====== Task input ======
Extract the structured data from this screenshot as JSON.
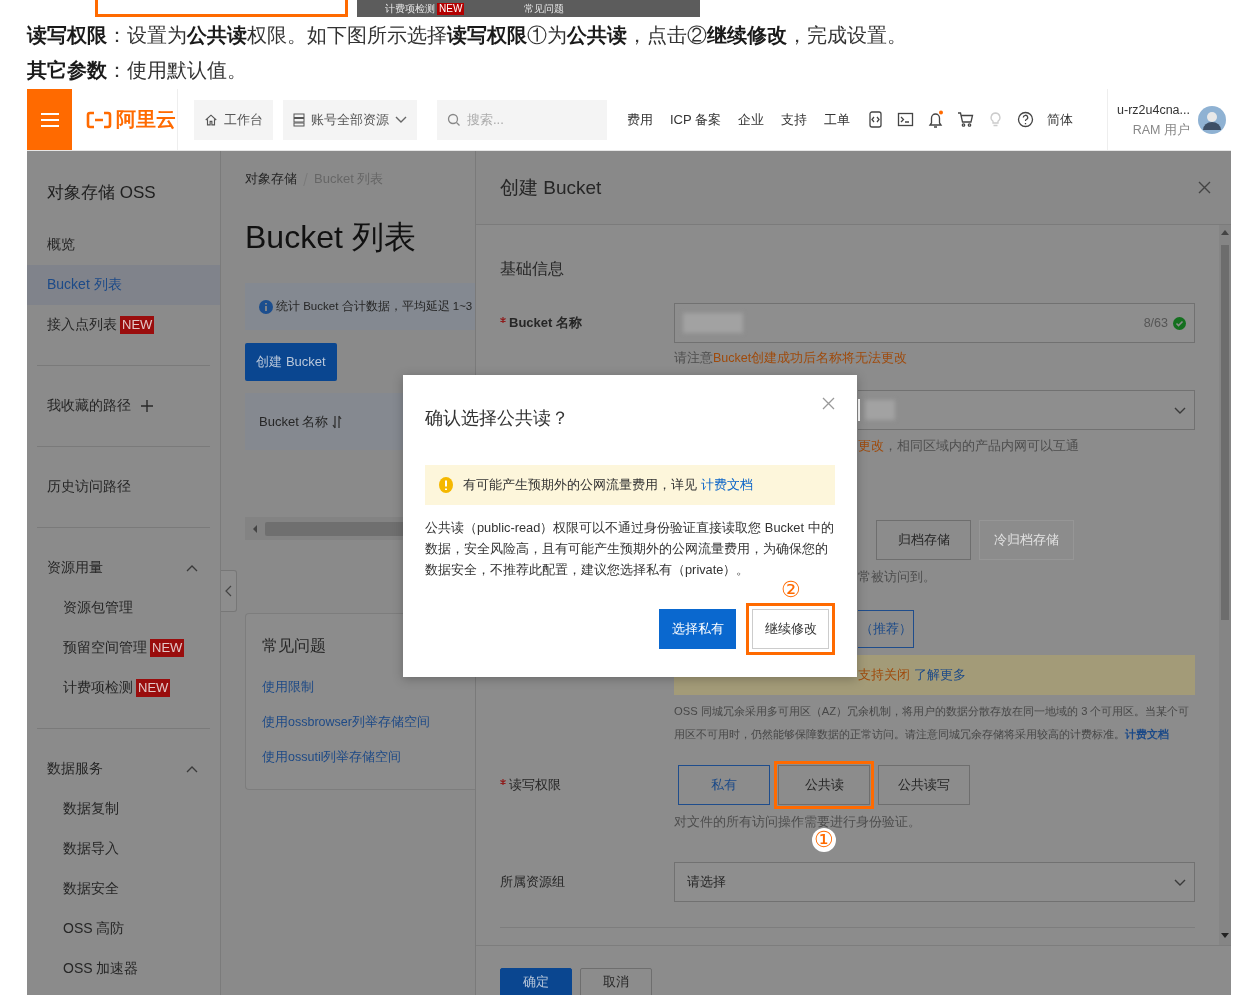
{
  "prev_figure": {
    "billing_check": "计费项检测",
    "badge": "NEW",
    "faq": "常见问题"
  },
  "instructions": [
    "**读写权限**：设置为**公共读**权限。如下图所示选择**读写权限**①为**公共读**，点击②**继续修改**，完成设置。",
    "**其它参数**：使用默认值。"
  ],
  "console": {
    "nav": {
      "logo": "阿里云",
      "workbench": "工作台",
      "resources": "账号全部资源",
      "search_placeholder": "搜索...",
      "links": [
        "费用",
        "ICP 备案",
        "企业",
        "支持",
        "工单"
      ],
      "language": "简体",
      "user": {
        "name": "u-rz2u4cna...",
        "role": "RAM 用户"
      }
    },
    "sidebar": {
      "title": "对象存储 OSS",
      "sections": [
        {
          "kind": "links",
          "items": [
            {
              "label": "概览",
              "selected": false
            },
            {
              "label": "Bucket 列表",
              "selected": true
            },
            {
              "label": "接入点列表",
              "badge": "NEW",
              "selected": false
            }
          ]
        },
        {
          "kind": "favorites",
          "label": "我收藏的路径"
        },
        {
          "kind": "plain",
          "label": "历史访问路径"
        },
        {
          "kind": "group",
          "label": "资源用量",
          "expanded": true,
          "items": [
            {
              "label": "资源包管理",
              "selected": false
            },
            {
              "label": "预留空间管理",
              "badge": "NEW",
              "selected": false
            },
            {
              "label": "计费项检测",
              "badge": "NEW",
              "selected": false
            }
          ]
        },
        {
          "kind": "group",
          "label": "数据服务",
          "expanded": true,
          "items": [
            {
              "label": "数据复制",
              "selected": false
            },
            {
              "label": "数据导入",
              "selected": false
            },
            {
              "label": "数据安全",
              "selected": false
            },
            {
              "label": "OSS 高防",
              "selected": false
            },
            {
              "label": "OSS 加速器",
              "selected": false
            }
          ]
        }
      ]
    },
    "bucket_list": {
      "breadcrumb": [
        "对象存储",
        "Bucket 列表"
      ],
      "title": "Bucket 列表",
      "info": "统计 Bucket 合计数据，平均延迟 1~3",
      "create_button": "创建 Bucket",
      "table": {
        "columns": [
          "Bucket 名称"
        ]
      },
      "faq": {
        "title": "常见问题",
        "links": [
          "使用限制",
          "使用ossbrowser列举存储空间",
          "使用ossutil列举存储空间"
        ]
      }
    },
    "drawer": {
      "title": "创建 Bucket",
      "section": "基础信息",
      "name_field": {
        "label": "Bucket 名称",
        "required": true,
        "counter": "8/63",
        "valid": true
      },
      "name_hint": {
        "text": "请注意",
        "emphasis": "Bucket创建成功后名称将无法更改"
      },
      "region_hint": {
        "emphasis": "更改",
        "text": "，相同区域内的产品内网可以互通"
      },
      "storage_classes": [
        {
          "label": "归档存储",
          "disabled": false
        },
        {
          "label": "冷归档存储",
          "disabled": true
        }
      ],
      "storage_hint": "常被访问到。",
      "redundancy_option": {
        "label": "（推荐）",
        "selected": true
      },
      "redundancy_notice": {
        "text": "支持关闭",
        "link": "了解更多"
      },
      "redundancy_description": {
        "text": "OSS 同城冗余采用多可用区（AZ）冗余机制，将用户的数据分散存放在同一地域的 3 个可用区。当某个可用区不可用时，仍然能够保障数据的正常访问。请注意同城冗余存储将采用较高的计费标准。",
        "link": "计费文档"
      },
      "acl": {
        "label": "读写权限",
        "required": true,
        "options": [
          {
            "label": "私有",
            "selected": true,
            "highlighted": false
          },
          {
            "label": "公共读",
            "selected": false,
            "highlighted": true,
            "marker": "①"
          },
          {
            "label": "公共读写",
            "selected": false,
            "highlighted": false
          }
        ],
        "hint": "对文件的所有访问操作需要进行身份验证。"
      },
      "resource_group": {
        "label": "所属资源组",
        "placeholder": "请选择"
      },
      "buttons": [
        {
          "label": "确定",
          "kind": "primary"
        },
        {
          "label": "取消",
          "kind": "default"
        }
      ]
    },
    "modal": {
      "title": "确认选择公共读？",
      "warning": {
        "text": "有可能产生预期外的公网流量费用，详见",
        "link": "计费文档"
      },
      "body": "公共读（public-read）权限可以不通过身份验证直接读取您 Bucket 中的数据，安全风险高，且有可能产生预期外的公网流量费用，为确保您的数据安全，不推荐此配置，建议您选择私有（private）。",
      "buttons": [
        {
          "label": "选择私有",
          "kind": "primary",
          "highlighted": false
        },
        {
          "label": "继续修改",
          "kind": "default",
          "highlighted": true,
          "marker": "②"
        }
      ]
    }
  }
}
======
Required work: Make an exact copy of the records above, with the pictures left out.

Answer below:
Extract the structured data from this screenshot as JSON.
{
  "prev_figure": {
    "billing_check": "计费项检测",
    "badge": "NEW",
    "faq": "常见问题"
  },
  "instructions": [
    "**读写权限**：设置为**公共读**权限。如下图所示选择**读写权限**①为**公共读**，点击②**继续修改**，完成设置。",
    "**其它参数**：使用默认值。"
  ],
  "console": {
    "nav": {
      "logo": "阿里云",
      "workbench": "工作台",
      "resources": "账号全部资源",
      "search_placeholder": "搜索...",
      "links": [
        "费用",
        "ICP 备案",
        "企业",
        "支持",
        "工单"
      ],
      "language": "简体",
      "user": {
        "name": "u-rz2u4cna...",
        "role": "RAM 用户"
      }
    },
    "sidebar": {
      "title": "对象存储 OSS",
      "sections": [
        {
          "kind": "links",
          "items": [
            {
              "label": "概览",
              "selected": false
            },
            {
              "label": "Bucket 列表",
              "selected": true
            },
            {
              "label": "接入点列表",
              "badge": "NEW",
              "selected": false
            }
          ]
        },
        {
          "kind": "favorites",
          "label": "我收藏的路径"
        },
        {
          "kind": "plain",
          "label": "历史访问路径"
        },
        {
          "kind": "group",
          "label": "资源用量",
          "expanded": true,
          "items": [
            {
              "label": "资源包管理",
              "selected": false
            },
            {
              "label": "预留空间管理",
              "badge": "NEW",
              "selected": false
            },
            {
              "label": "计费项检测",
              "badge": "NEW",
              "selected": false
            }
          ]
        },
        {
          "kind": "group",
          "label": "数据服务",
          "expanded": true,
          "items": [
            {
              "label": "数据复制",
              "selected": false
            },
            {
              "label": "数据导入",
              "selected": false
            },
            {
              "label": "数据安全",
              "selected": false
            },
            {
              "label": "OSS 高防",
              "selected": false
            },
            {
              "label": "OSS 加速器",
              "selected": false
            }
          ]
        }
      ]
    },
    "bucket_list": {
      "breadcrumb": [
        "对象存储",
        "Bucket 列表"
      ],
      "title": "Bucket 列表",
      "info": "统计 Bucket 合计数据，平均延迟 1~3",
      "create_button": "创建 Bucket",
      "table": {
        "columns": [
          "Bucket 名称"
        ]
      },
      "faq": {
        "title": "常见问题",
        "links": [
          "使用限制",
          "使用ossbrowser列举存储空间",
          "使用ossutil列举存储空间"
        ]
      }
    },
    "drawer": {
      "title": "创建 Bucket",
      "section": "基础信息",
      "name_field": {
        "label": "Bucket 名称",
        "required": true,
        "counter": "8/63",
        "valid": true
      },
      "name_hint": {
        "text": "请注意",
        "emphasis": "Bucket创建成功后名称将无法更改"
      },
      "region_hint": {
        "emphasis": "更改",
        "text": "，相同区域内的产品内网可以互通"
      },
      "storage_classes": [
        {
          "label": "归档存储",
          "disabled": false
        },
        {
          "label": "冷归档存储",
          "disabled": true
        }
      ],
      "storage_hint": "常被访问到。",
      "redundancy_option": {
        "label": "（推荐）",
        "selected": true
      },
      "redundancy_notice": {
        "text": "支持关闭",
        "link": "了解更多"
      },
      "redundancy_description": {
        "text": "OSS 同城冗余采用多可用区（AZ）冗余机制，将用户的数据分散存放在同一地域的 3 个可用区。当某个可用区不可用时，仍然能够保障数据的正常访问。请注意同城冗余存储将采用较高的计费标准。",
        "link": "计费文档"
      },
      "acl": {
        "label": "读写权限",
        "required": true,
        "options": [
          {
            "label": "私有",
            "selected": true,
            "highlighted": false
          },
          {
            "label": "公共读",
            "selected": false,
            "highlighted": true,
            "marker": "①"
          },
          {
            "label": "公共读写",
            "selected": false,
            "highlighted": false
          }
        ],
        "hint": "对文件的所有访问操作需要进行身份验证。"
      },
      "resource_group": {
        "label": "所属资源组",
        "placeholder": "请选择"
      },
      "buttons": [
        {
          "label": "确定",
          "kind": "primary"
        },
        {
          "label": "取消",
          "kind": "default"
        }
      ]
    },
    "modal": {
      "title": "确认选择公共读？",
      "warning": {
        "text": "有可能产生预期外的公网流量费用，详见",
        "link": "计费文档"
      },
      "body": "公共读（public-read）权限可以不通过身份验证直接读取您 Bucket 中的数据，安全风险高，且有可能产生预期外的公网流量费用，为确保您的数据安全，不推荐此配置，建议您选择私有（private）。",
      "buttons": [
        {
          "label": "选择私有",
          "kind": "primary",
          "highlighted": false
        },
        {
          "label": "继续修改",
          "kind": "default",
          "highlighted": true,
          "marker": "②"
        }
      ]
    }
  }
}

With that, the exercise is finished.